In this book, you can find out how people lived in the Middle Ages, how women and children were treated, what rules they had to obey, what kind of clothes and accessories people wore and how monks lived. You will also read about the Norman Conquest and the feudal rule, the Angevin Dynasty, the Black Death and inefficient medieval remedies, odd facts about food and drinks and so on.

If you wonder which chapter I found the most interesting and intriguing, the answer is Rotten Religion. In the Middle Ages, people’s ignorance and naivety were exploited by monks and priests, who forged all sorts of holy relics and other items which apparently cured any illness. For example, “Saint Apollonia is the patron of toothache, thus she could cure your tortured tootsie-peg. (…) Hundred of monasteries had a tooth from her mouth. Big mouth? No, simply another miracle, the monks explained. Henry VI of England collected a ton of them” (Loc. 908-911).

If we think about Medieval schools, the monks and priests were the only teachers of the time. Life in the countryside, as well as in towns, was very hard, therefore, many small boys and girls were sent by their parents to join the church as monks and nuns. Here, the author reveals the letter of a boy, who has been studying in a monastery and the way he describes his daily routine: harsh discipline, an exhausting schedule not fit for a child no older than 8 or 9, firm teachers, scarce food, fasting, praying and a lot of Bible reading. I don’t know about you, but when I read this letter, it occurred to me that Medieval school is as bad as Victorian school.
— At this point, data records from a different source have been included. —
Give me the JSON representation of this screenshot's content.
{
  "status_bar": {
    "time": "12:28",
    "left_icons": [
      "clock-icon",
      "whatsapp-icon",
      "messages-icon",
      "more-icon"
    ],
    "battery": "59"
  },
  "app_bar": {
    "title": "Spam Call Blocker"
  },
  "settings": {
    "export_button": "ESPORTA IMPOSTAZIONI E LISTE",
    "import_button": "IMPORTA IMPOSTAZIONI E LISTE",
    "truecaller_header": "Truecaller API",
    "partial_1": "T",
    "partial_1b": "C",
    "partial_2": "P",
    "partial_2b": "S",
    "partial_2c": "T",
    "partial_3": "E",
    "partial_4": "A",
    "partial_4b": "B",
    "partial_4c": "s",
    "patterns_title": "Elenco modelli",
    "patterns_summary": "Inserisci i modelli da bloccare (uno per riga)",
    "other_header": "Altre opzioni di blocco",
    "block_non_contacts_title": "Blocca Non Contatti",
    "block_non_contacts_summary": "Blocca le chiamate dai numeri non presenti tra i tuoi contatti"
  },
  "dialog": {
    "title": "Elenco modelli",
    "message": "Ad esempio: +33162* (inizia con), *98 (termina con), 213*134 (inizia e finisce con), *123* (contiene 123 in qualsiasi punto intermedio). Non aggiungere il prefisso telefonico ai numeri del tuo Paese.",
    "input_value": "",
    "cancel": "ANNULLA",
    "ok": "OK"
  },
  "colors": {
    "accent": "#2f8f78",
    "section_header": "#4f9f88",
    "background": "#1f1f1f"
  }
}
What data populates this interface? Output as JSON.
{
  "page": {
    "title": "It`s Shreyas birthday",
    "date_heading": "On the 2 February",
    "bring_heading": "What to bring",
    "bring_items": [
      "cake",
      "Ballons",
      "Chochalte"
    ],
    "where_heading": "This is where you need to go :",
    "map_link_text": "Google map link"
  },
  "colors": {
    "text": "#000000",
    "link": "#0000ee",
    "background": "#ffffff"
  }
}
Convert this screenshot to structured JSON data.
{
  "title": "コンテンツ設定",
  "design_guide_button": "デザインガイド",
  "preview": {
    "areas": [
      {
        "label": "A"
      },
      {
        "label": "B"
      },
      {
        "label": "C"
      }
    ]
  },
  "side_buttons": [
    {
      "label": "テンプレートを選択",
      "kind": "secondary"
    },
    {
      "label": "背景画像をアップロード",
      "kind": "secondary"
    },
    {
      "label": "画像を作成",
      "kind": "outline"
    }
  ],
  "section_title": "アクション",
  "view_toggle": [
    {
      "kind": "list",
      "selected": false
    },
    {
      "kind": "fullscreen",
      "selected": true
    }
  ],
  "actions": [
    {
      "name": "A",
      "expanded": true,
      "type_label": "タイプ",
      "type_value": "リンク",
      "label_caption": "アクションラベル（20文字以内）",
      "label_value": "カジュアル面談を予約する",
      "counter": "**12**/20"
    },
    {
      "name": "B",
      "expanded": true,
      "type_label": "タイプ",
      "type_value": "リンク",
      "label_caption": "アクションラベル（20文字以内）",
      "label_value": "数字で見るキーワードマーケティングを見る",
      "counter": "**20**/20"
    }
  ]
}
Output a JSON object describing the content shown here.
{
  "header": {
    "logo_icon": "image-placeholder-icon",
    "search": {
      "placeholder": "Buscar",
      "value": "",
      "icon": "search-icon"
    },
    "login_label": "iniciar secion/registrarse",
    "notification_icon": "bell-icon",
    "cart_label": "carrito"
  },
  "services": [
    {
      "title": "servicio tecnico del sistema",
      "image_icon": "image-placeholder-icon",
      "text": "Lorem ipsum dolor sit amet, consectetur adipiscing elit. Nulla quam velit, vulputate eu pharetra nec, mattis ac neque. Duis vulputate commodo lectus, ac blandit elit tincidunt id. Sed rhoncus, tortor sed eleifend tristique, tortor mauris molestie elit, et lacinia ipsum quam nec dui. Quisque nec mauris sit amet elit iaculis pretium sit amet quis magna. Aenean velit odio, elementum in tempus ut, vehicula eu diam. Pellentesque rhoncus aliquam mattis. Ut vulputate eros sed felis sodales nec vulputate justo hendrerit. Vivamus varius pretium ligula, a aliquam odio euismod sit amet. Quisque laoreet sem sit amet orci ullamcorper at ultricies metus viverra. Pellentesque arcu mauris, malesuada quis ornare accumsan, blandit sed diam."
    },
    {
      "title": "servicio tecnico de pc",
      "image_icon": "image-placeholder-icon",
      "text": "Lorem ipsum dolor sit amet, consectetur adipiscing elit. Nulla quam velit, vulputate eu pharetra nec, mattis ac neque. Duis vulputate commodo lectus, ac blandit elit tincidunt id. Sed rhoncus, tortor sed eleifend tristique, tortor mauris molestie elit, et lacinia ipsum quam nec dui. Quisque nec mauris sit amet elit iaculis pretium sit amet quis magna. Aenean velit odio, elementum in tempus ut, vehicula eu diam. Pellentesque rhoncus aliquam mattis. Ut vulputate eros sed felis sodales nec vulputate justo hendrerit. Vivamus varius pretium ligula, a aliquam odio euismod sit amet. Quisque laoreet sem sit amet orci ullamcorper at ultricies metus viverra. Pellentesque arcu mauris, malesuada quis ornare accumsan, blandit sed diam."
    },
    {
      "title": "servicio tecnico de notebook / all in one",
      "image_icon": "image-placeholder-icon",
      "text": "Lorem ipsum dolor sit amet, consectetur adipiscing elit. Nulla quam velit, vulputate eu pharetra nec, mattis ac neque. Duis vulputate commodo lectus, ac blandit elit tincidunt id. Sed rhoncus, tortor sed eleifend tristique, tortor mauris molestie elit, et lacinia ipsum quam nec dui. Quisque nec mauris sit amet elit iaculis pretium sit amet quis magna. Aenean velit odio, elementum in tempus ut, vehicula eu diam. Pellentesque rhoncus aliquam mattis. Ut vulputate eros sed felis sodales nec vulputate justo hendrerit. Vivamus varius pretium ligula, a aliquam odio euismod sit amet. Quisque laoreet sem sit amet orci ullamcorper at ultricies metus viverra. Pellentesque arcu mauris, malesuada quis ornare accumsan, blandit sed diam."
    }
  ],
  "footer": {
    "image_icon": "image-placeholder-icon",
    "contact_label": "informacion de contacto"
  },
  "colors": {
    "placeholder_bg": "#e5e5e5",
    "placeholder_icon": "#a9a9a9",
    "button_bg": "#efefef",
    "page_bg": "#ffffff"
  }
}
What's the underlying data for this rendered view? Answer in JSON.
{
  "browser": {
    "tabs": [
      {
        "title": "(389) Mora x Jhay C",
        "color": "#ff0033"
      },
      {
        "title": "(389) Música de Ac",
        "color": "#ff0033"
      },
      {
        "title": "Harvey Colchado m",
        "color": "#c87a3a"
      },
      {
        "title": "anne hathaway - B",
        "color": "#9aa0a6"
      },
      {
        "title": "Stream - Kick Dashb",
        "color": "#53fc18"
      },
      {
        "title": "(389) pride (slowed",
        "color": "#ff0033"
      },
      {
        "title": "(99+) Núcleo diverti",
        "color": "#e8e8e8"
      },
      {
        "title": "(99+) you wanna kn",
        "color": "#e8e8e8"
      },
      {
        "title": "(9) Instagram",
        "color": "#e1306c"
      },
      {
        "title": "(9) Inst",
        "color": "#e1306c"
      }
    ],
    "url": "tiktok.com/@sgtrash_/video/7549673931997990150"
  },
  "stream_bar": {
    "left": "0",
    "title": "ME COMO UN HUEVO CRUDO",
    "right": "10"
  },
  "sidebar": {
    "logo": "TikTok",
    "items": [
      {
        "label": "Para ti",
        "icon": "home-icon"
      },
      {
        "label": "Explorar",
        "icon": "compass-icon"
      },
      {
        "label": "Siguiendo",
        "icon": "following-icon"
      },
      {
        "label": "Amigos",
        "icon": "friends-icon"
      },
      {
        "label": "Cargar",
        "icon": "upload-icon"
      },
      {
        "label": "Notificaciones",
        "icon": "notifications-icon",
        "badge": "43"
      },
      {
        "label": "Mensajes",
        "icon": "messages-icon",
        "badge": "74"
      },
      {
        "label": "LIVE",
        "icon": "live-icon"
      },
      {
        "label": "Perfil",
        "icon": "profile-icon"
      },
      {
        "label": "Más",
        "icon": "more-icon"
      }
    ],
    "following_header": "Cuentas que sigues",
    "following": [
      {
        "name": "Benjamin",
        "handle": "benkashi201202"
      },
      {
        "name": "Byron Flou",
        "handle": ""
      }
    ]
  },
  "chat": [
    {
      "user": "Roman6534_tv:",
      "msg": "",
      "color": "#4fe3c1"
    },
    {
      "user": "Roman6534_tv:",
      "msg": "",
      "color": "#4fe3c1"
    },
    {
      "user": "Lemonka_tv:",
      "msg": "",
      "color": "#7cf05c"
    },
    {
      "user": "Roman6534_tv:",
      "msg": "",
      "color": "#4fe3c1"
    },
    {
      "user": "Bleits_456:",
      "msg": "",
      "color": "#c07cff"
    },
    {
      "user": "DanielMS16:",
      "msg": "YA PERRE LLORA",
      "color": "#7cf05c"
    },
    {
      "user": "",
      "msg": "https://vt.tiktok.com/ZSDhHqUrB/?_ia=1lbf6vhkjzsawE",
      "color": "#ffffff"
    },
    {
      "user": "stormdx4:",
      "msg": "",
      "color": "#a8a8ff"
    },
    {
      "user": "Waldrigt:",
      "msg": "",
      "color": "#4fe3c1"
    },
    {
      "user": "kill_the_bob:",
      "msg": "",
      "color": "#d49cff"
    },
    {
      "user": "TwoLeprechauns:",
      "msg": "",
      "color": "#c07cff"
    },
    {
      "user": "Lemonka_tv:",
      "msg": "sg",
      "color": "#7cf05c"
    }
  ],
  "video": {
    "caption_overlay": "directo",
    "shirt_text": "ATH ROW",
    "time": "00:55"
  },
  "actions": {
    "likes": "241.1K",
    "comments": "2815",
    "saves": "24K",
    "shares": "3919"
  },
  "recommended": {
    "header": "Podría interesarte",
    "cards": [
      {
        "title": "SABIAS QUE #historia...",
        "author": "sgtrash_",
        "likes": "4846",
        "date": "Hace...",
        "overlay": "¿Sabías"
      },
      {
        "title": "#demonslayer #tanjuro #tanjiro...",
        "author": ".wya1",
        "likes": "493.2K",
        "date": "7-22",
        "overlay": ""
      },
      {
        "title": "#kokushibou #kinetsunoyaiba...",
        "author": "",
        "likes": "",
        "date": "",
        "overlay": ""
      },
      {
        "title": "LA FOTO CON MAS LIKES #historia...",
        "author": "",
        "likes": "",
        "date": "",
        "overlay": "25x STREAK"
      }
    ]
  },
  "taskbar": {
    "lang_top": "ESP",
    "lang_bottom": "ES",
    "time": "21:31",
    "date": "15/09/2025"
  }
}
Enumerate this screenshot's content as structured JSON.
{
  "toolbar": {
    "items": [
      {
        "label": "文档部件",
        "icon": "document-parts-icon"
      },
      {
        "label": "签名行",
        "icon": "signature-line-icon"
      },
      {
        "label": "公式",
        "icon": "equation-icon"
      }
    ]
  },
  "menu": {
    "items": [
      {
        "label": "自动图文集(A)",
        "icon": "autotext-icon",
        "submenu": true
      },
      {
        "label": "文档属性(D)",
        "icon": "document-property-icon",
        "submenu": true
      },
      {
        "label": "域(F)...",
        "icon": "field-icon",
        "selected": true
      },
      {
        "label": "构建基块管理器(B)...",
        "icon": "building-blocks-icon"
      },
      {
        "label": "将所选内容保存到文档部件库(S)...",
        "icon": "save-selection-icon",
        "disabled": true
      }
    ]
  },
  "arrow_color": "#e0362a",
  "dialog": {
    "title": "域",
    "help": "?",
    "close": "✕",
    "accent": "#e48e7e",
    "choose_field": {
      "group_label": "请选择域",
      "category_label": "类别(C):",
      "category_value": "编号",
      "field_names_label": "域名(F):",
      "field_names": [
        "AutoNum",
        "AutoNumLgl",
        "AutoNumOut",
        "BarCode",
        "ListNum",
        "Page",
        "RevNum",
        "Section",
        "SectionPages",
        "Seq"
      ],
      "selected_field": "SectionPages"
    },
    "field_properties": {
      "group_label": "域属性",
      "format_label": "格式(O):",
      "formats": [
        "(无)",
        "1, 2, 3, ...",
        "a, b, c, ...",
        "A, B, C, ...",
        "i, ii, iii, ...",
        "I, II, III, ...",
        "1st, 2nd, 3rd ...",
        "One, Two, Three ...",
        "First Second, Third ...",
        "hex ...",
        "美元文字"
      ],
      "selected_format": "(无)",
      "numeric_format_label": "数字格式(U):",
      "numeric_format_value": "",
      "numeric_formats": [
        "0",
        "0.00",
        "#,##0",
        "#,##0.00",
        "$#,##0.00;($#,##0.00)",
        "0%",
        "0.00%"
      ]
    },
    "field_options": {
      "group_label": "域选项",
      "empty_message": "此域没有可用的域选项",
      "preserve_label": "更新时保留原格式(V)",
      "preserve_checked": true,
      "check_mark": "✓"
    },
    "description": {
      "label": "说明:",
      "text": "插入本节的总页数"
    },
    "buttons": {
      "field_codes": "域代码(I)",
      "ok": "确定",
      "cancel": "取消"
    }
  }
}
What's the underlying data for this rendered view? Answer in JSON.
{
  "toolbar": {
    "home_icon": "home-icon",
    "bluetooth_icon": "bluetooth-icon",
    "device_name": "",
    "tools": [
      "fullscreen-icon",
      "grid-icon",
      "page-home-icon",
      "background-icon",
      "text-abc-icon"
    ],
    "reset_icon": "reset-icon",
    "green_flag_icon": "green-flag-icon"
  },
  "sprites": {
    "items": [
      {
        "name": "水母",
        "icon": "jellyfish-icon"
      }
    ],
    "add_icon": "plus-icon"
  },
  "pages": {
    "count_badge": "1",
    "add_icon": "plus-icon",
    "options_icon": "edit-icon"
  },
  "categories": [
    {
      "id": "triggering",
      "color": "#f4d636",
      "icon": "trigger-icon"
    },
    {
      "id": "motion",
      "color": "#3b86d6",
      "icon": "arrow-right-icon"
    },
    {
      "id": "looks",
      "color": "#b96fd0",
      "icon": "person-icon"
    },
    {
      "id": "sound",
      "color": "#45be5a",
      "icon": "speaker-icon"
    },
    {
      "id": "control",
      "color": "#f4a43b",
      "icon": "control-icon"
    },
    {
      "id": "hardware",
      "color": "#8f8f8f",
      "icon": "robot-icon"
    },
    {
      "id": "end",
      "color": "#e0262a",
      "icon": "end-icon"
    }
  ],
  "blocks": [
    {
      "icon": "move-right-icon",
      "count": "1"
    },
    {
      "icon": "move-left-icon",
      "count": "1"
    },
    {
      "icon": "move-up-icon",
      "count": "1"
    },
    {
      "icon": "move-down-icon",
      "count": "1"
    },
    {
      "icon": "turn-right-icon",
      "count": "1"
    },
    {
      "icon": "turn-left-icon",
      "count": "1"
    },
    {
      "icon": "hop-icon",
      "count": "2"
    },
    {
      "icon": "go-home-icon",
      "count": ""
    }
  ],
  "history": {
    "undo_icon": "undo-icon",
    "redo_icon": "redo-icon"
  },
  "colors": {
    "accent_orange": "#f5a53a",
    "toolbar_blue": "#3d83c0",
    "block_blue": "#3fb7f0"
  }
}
Towards the end of the book, Terry Deary writes that in Tudor times life began to be slightly better and people believed that the crude and Measly Middle Ages seemed very far away; however, if we look through the newspapers of our day, we may notice that those horrible times have not ended completely just yet.